So would it work? Almost certainly not, unless the North Koreans have been able to upgrade their command and control capabilities to the degree necessary to pull off such a coordinated operation with any degree of surprise. If they lose the momentum, they would be routed by superior South Korean forces, and the ensuing conflict would instead lead to the fall of the government in Pyongyang, not Seoul. Even if the initial phases of the campaign went according to plan, the loyalty of the North Korean forces might easily crumble upon coming into close personal contact with the glitz and vibrancy of Seoul and the lush bounty of Gangwon-do. Before (or as) the disparities between the two countries reached a tipping point, this strategy might have been viable; now, it might just enable defection on a massive, perhaps terminal scale. Even with a party-line blaming their problems on foreign sanctions, both military personnel and civilians defect from North Korea on a regular basis as it is. On top of that, could the North Koreans control such a large and restive civilian population?

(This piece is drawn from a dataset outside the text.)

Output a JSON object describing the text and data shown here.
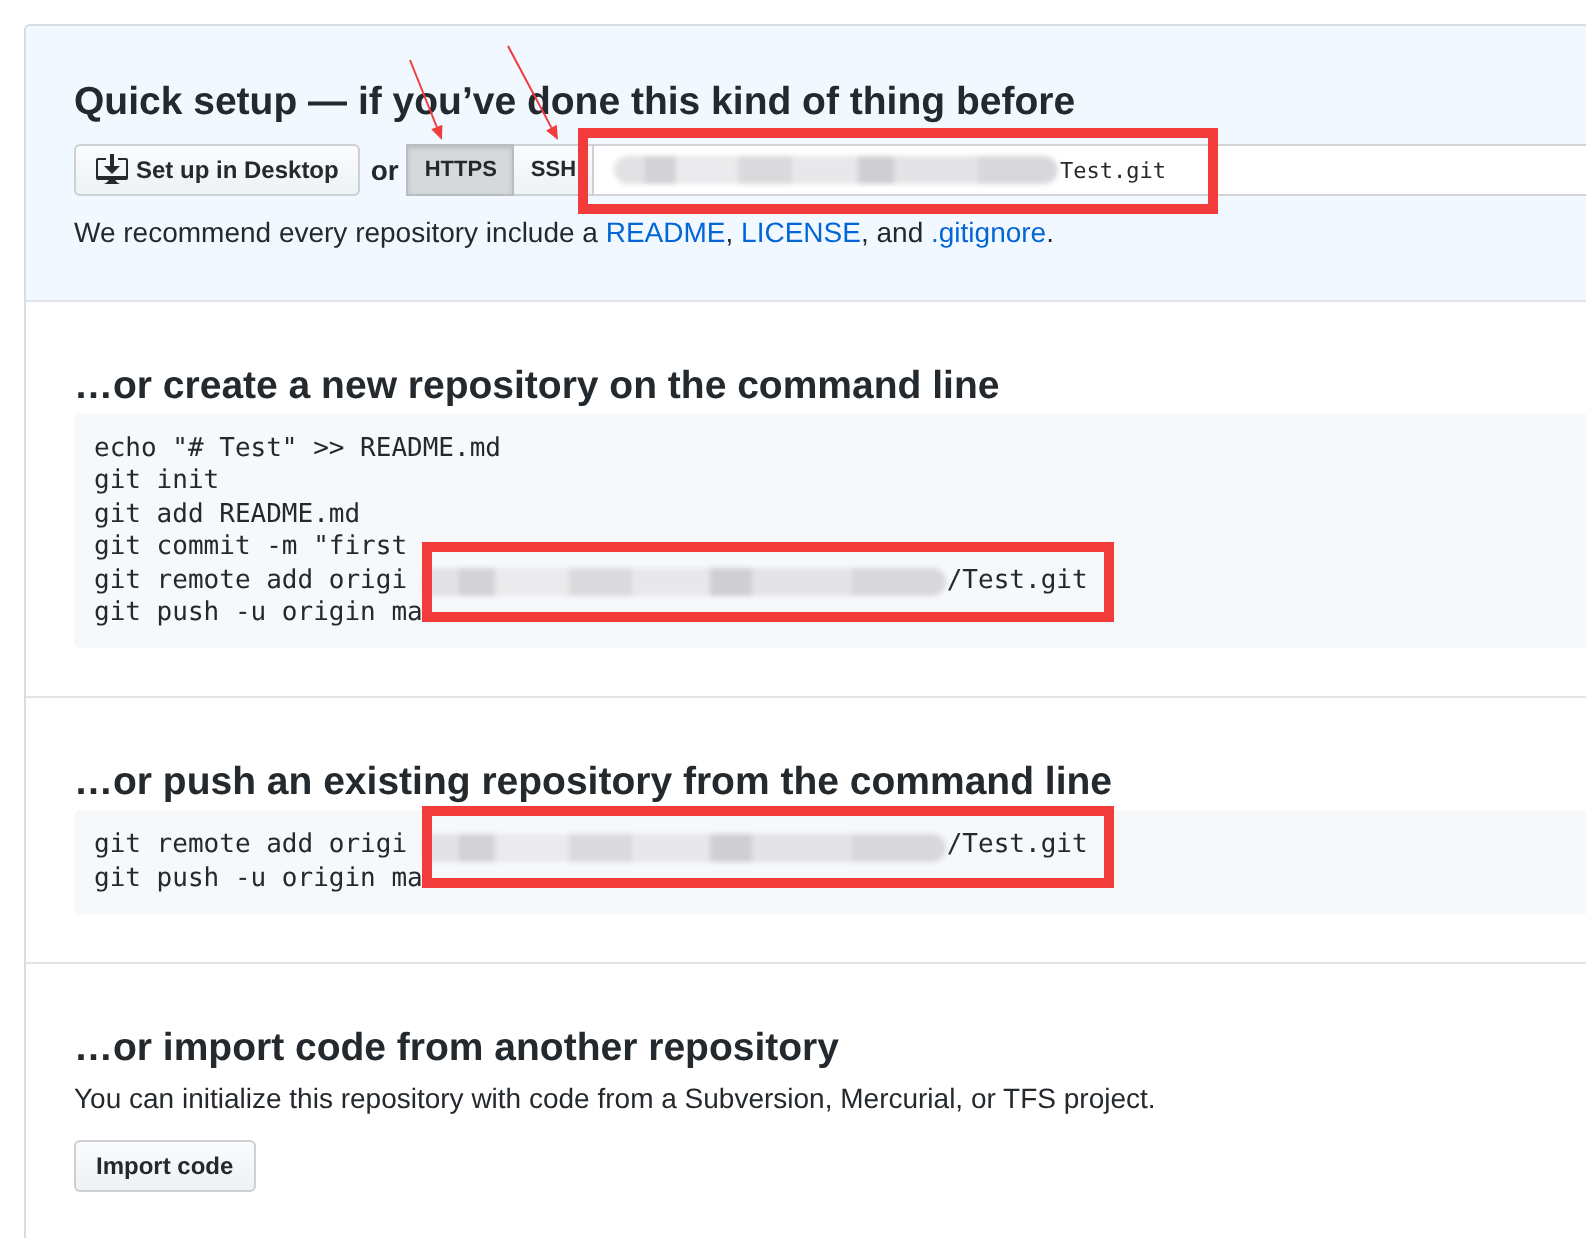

Might it still happen? Yes, for reasons outlined above. Pyongyang might prefer to take a chance, rather than succumb to a pathetic certainty. Also, the scenario might become more likely if the North Koreans, from their perspective, felt pushed to the wall by the escalating saber-rattling between both sides, regardless of who started it. The phenomenon of “groupthink” (which does not mean thinking or acting as a group, rather it essentially refers to teamwork gone wrong) is notorious for occurring in tense, cohesive, homogenous, insular groups. Those characteristics do seem to fit the government in Pyongyang.

It is wrong (as usual) to dismiss Kim and his cohorts as irrational or crazy, but it is highly possible they might be delusional enough, due to ignorance or pathologies like groupthink, to make a very bad decision. The South Koreans (and the Americans, who have no direct national interest in the matter) should not make it any more likely for them to do so. Rather than brinksmanship around the topic of nuclear weapons, they should take care not to leave Pyongyang with only one drastic option: an enormous “limited” war.

Scott Ryan Charney received an M.A. in U.S. Foreign Policy from American University.